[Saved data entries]

|---|

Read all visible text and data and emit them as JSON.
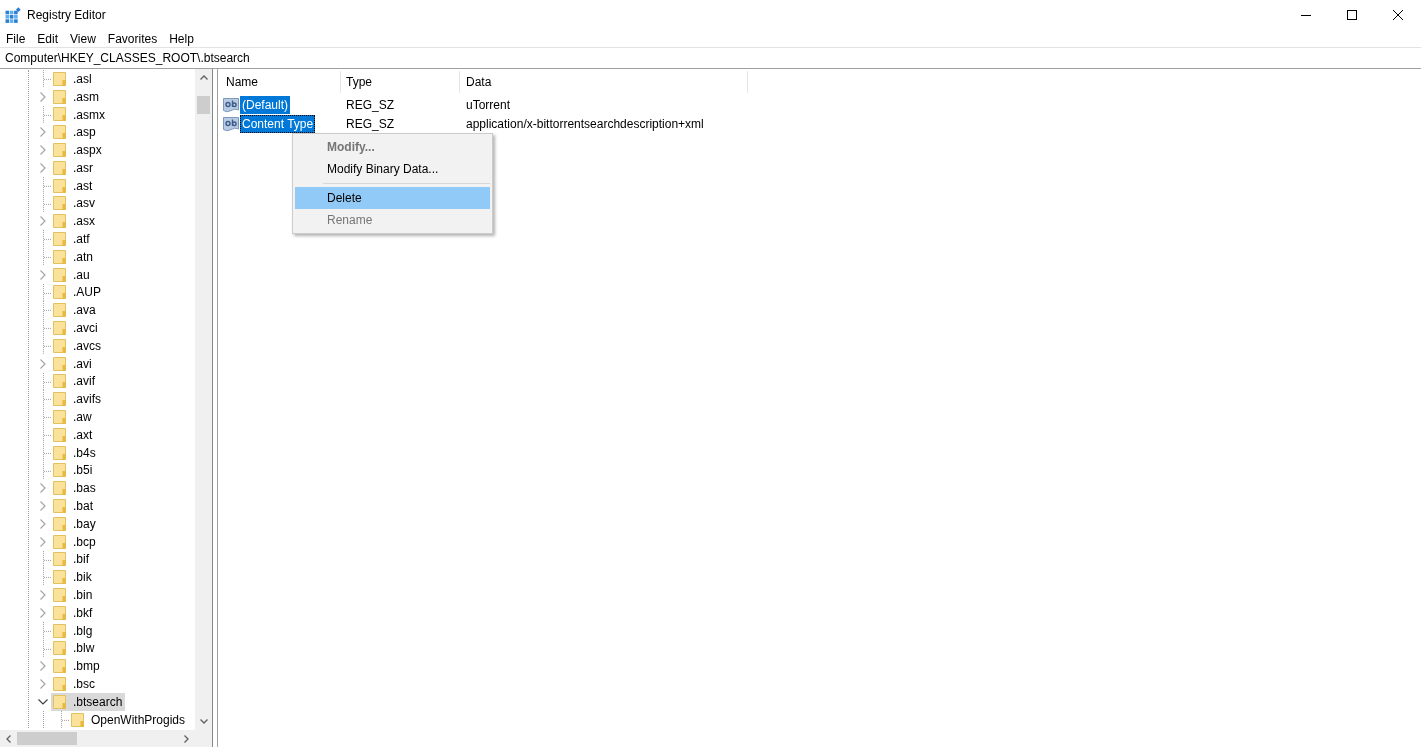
{
  "window": {
    "title": "Registry Editor"
  },
  "menu_bar": [
    "File",
    "Edit",
    "View",
    "Favorites",
    "Help"
  ],
  "address_bar": {
    "value": "Computer\\HKEY_CLASSES_ROOT\\.btsearch"
  },
  "tree": {
    "items": [
      {
        "label": ".asl",
        "selected": false
      },
      {
        "label": ".asm",
        "expanded": false,
        "selected": false
      },
      {
        "label": ".asmx",
        "selected": false
      },
      {
        "label": ".asp",
        "expanded": false,
        "selected": false
      },
      {
        "label": ".aspx",
        "expanded": false,
        "selected": false
      },
      {
        "label": ".asr",
        "expanded": false,
        "selected": false
      },
      {
        "label": ".ast",
        "selected": false
      },
      {
        "label": ".asv",
        "selected": false
      },
      {
        "label": ".asx",
        "expanded": false,
        "selected": false
      },
      {
        "label": ".atf",
        "selected": false
      },
      {
        "label": ".atn",
        "selected": false
      },
      {
        "label": ".au",
        "expanded": false,
        "selected": false
      },
      {
        "label": ".AUP",
        "selected": false
      },
      {
        "label": ".ava",
        "selected": false
      },
      {
        "label": ".avci",
        "selected": false
      },
      {
        "label": ".avcs",
        "selected": false
      },
      {
        "label": ".avi",
        "expanded": false,
        "selected": false
      },
      {
        "label": ".avif",
        "selected": false
      },
      {
        "label": ".avifs",
        "selected": false
      },
      {
        "label": ".aw",
        "selected": false
      },
      {
        "label": ".axt",
        "selected": false
      },
      {
        "label": ".b4s",
        "selected": false
      },
      {
        "label": ".b5i",
        "selected": false
      },
      {
        "label": ".bas",
        "expanded": false,
        "selected": false
      },
      {
        "label": ".bat",
        "expanded": false,
        "selected": false
      },
      {
        "label": ".bay",
        "expanded": false,
        "selected": false
      },
      {
        "label": ".bcp",
        "expanded": false,
        "selected": false
      },
      {
        "label": ".bif",
        "selected": false
      },
      {
        "label": ".bik",
        "selected": false
      },
      {
        "label": ".bin",
        "expanded": false,
        "selected": false
      },
      {
        "label": ".bkf",
        "expanded": false,
        "selected": false
      },
      {
        "label": ".blg",
        "selected": false
      },
      {
        "label": ".blw",
        "selected": false
      },
      {
        "label": ".bmp",
        "expanded": false,
        "selected": false
      },
      {
        "label": ".bsc",
        "expanded": false,
        "selected": false
      },
      {
        "label": ".btsearch",
        "expanded": true,
        "selected": true,
        "children": [
          {
            "label": "OpenWithProgids",
            "selected": false
          }
        ]
      }
    ]
  },
  "values_list": {
    "columns": [
      "Name",
      "Type",
      "Data"
    ],
    "rows": [
      {
        "name": "(Default)",
        "type": "REG_SZ",
        "data": "uTorrent",
        "selected": true,
        "focused": false
      },
      {
        "name": "Content Type",
        "type": "REG_SZ",
        "data": "application/x-bittorrentsearchdescription+xml",
        "selected": true,
        "focused": true
      }
    ]
  },
  "context_menu": {
    "groups": [
      {
        "items": [
          {
            "label": "Modify...",
            "default": true,
            "disabled": true,
            "selected": false
          },
          {
            "label": "Modify Binary Data...",
            "default": false,
            "disabled": false,
            "selected": false
          }
        ]
      },
      {
        "items": [
          {
            "label": "Delete",
            "default": false,
            "disabled": false,
            "selected": true
          },
          {
            "label": "Rename",
            "default": false,
            "disabled": true,
            "selected": false
          }
        ]
      }
    ]
  }
}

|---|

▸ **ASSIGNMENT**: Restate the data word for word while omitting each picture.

▸ **SOLUTION TO THIS PROBLEM**:
Read all visible text and data and emit them as JSON.
{
  "window": {
    "title": "Registry Editor"
  },
  "menu_bar": [
    "File",
    "Edit",
    "View",
    "Favorites",
    "Help"
  ],
  "address_bar": {
    "value": "Computer\\HKEY_CLASSES_ROOT\\.btsearch"
  },
  "tree": {
    "items": [
      {
        "label": ".asl",
        "selected": false
      },
      {
        "label": ".asm",
        "expanded": false,
        "selected": false
      },
      {
        "label": ".asmx",
        "selected": false
      },
      {
        "label": ".asp",
        "expanded": false,
        "selected": false
      },
      {
        "label": ".aspx",
        "expanded": false,
        "selected": false
      },
      {
        "label": ".asr",
        "expanded": false,
        "selected": false
      },
      {
        "label": ".ast",
        "selected": false
      },
      {
        "label": ".asv",
        "selected": false
      },
      {
        "label": ".asx",
        "expanded": false,
        "selected": false
      },
      {
        "label": ".atf",
        "selected": false
      },
      {
        "label": ".atn",
        "selected": false
      },
      {
        "label": ".au",
        "expanded": false,
        "selected": false
      },
      {
        "label": ".AUP",
        "selected": false
      },
      {
        "label": ".ava",
        "selected": false
      },
      {
        "label": ".avci",
        "selected": false
      },
      {
        "label": ".avcs",
        "selected": false
      },
      {
        "label": ".avi",
        "expanded": false,
        "selected": false
      },
      {
        "label": ".avif",
        "selected": false
      },
      {
        "label": ".avifs",
        "selected": false
      },
      {
        "label": ".aw",
        "selected": false
      },
      {
        "label": ".axt",
        "selected": false
      },
      {
        "label": ".b4s",
        "selected": false
      },
      {
        "label": ".b5i",
        "selected": false
      },
      {
        "label": ".bas",
        "expanded": false,
        "selected": false
      },
      {
        "label": ".bat",
        "expanded": false,
        "selected": false
      },
      {
        "label": ".bay",
        "expanded": false,
        "selected": false
      },
      {
        "label": ".bcp",
        "expanded": false,
        "selected": false
      },
      {
        "label": ".bif",
        "selected": false
      },
      {
        "label": ".bik",
        "selected": false
      },
      {
        "label": ".bin",
        "expanded": false,
        "selected": false
      },
      {
        "label": ".bkf",
        "expanded": false,
        "selected": false
      },
      {
        "label": ".blg",
        "selected": false
      },
      {
        "label": ".blw",
        "selected": false
      },
      {
        "label": ".bmp",
        "expanded": false,
        "selected": false
      },
      {
        "label": ".bsc",
        "expanded": false,
        "selected": false
      },
      {
        "label": ".btsearch",
        "expanded": true,
        "selected": true,
        "children": [
          {
            "label": "OpenWithProgids",
            "selected": false
          }
        ]
      }
    ]
  },
  "values_list": {
    "columns": [
      "Name",
      "Type",
      "Data"
    ],
    "rows": [
      {
        "name": "(Default)",
        "type": "REG_SZ",
        "data": "uTorrent",
        "selected": true,
        "focused": false
      },
      {
        "name": "Content Type",
        "type": "REG_SZ",
        "data": "application/x-bittorrentsearchdescription+xml",
        "selected": true,
        "focused": true
      }
    ]
  },
  "context_menu": {
    "groups": [
      {
        "items": [
          {
            "label": "Modify...",
            "default": true,
            "disabled": true,
            "selected": false
          },
          {
            "label": "Modify Binary Data...",
            "default": false,
            "disabled": false,
            "selected": false
          }
        ]
      },
      {
        "items": [
          {
            "label": "Delete",
            "default": false,
            "disabled": false,
            "selected": true
          },
          {
            "label": "Rename",
            "default": false,
            "disabled": true,
            "selected": false
          }
        ]
      }
    ]
  }
}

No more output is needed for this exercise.